Description There are three ways to send messages between routing groups:
Routing Group connector
Test objective To test the functionality of the Routing Group connector.
Test method Create routing group one with servers A and B, create routing group two with servers C and D, create a new mailbox-enabled user and store the mailbox on server B, create another new mailbox-enabled user and store the mailbox on server D, create connections between the routing groups using Routing Group connectors, and send a message between routing groups. Verify receipt of the message. Unplug the network cable from the source bridgehead server A. Resend the message. Verify receipt of the message.
Description Different administrative groups are configured to manage Exchange 2000 servers. In mixed mode, only one administrative group is allowed per site. However, there is always at least one routing group per administrative group. The administrative group to routing group ratio is 1:n.
Test objective Test the functionality of administrative groups.
Test method Add a new user by using Active Directory Users and Computers. Assign the new user the Exchange Administrator role using the Exchange Administrative Delegation wizard, log on as the new user, and dismount a store.
Description Policies allow you to establish limits and rules applicable to databases. Various databases can have different storage limits and retention policies.
Test objective To establish a deleted items retention and mailbox size limitation.
Test method In System Manager, create a new mailbox policy, configure the policy to retain deleted mail for 60 days. Maximize the mailbox limit to 100 MB. Apply the policy to the appropriate mailbox store.
Distribution List Management and Usage
Description Distribution lists are stored in Active Directory. There are two types of groups that can be mail–enabled: security and distribution.
If membership needs to be viewed in all domains in a Windows 2000 mixed-mode environment, create a universal distribution group.
If the group needs to be used for permissions on public folders and includes users from more than one domain, then it must be a universal security group.

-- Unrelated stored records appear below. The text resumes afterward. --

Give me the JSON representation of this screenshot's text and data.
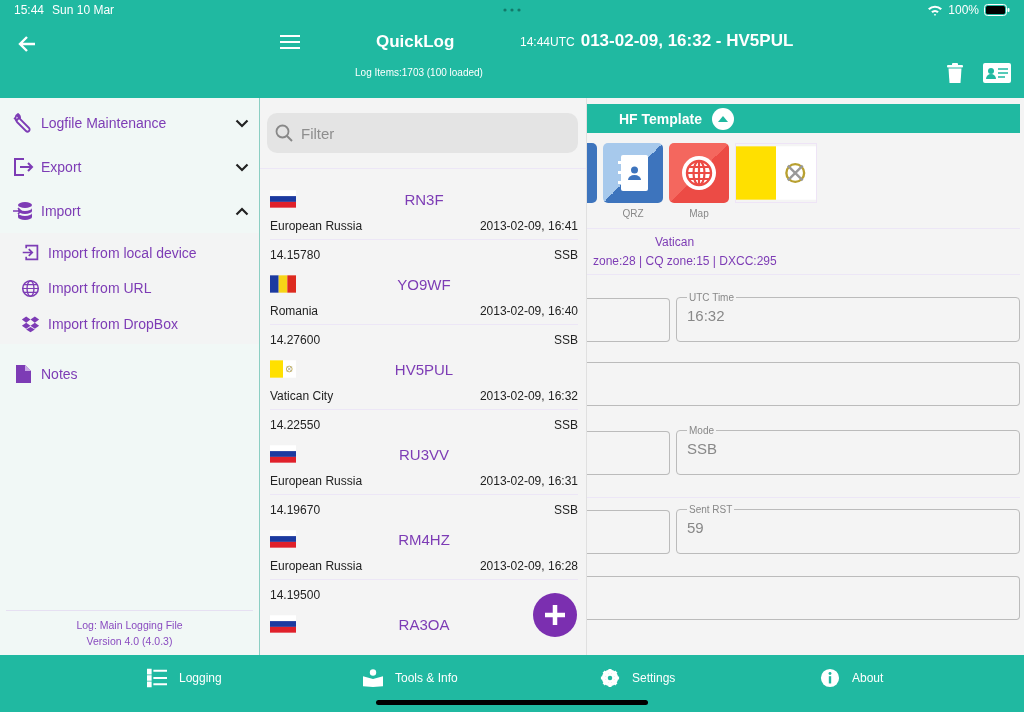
{
  "status_bar": {
    "time": "15:44",
    "date": "Sun 10 Mar",
    "battery": "100%"
  },
  "header": {
    "title": "QuickLog",
    "log_items": "Log Items:1703 (100 loaded)",
    "utc": "14:44UTC",
    "contact_title": "013-02-09, 16:32 - HV5PUL"
  },
  "sidebar": {
    "items": [
      {
        "label": "Logfile Maintenance",
        "expanded": false
      },
      {
        "label": "Export",
        "expanded": false
      },
      {
        "label": "Import",
        "expanded": true,
        "children": [
          {
            "label": "Import from local device"
          },
          {
            "label": "Import from URL"
          },
          {
            "label": "Import from DropBox"
          }
        ]
      },
      {
        "label": "Notes"
      }
    ],
    "footer": [
      "Log: Main Logging File",
      "Version 4.0 (4.0.3)"
    ]
  },
  "log_list": {
    "filter_placeholder": "Filter",
    "entries": [
      {
        "kind": "ru",
        "callsign": "RN3F",
        "country": "European Russia",
        "datetime": "2013-02-09, 16:41",
        "frequency": "14.15780",
        "mode": "SSB"
      },
      {
        "kind": "ro",
        "callsign": "YO9WF",
        "country": "Romania",
        "datetime": "2013-02-09, 16:40",
        "frequency": "14.27600",
        "mode": "SSB"
      },
      {
        "kind": "va",
        "callsign": "HV5PUL",
        "country": "Vatican City",
        "datetime": "2013-02-09, 16:32",
        "frequency": "14.22550",
        "mode": "SSB"
      },
      {
        "kind": "ru",
        "callsign": "RU3VV",
        "country": "European Russia",
        "datetime": "2013-02-09, 16:31",
        "frequency": "14.19670",
        "mode": "SSB"
      },
      {
        "kind": "ru",
        "callsign": "RM4HZ",
        "country": "European Russia",
        "datetime": "2013-02-09, 16:28",
        "frequency": "14.19500"
      },
      {
        "kind": "ru",
        "callsign": "RA3OA"
      }
    ]
  },
  "detail": {
    "template": {
      "label": "HF Template",
      "expanded": true
    },
    "tiles": [
      {
        "label": "QRZ"
      },
      {
        "label": "Map"
      }
    ],
    "country": "Vatican",
    "zones": "zone:28 | CQ zone:15 | DXCC:295",
    "fields": [
      {
        "label": "UTC Time",
        "value": "16:32"
      },
      {
        "label": "Mode",
        "value": "SSB"
      },
      {
        "label": "Sent RST",
        "value": "59"
      }
    ]
  },
  "tabs": [
    {
      "label": "Logging"
    },
    {
      "label": "Tools & Info"
    },
    {
      "label": "Settings"
    },
    {
      "label": "About"
    }
  ]
}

Universal security groups must be hosted in a native-mode Windows 2000 domain.
Test objective To create a mail-enabled distribution group with a membership that is visible to all domain users.
Test method Create a new group in the Active Directory Users and Computers snap-in, set group scope to Global, set group type to Distribution, and then add a user to the new group. To verify, open the address book in an Outlook client; the group should appear.
Description All folders and items within the store are URL-accessible.
Test objective To test URL accessibility to mailboxes and public folders.
Test method 1 (mailbox) In a Web browser, type http:\\server\exchange\alias, where server is the Exchange server name, and alias is a user name. When prompted, enter the user name, domain, and password.
Test method 2 (public folder) In a Web browser, type http:\\server\public, where server is the Exchange server name. When prompted, enter the user name, domain, and password.
It is possible to perform the migration from Exchange 5.5 to Exchange 2000 in several different ways. The method you choose determines the software upgrade method. The following are typical upgrade paths:
In-place upgrade from Windows NT Server 4.0 to Windows 2000 Server and Exchange 5.5 to Exchange 2000.
Move users from an Exchange 5.5 server to an Exchange 2000 server.
Active Directory Connector (ADC) must be installed regardless of the plan to migrate to Active Directory. There are five migration paths for user data to Active Directory:
In-place domain upgrade followed by the installation of ADC.
Populate the new Active Directory using ADC.
Use ADC to populate the new Active Directory structure and then clone users by using Active Directory Migration Tool.
Use Active Directory Migration Tool with SidHistory, and then run ADC.
Use Active Directory Migration Tool without SidHistory, re-create the ACLs, and then run ADC.
Evaluate and test each upgrade scenario to determine the best migration path for your organization. For more information on upgrade scenarios, see the Exchange 2000 documentation and other chapters of this book.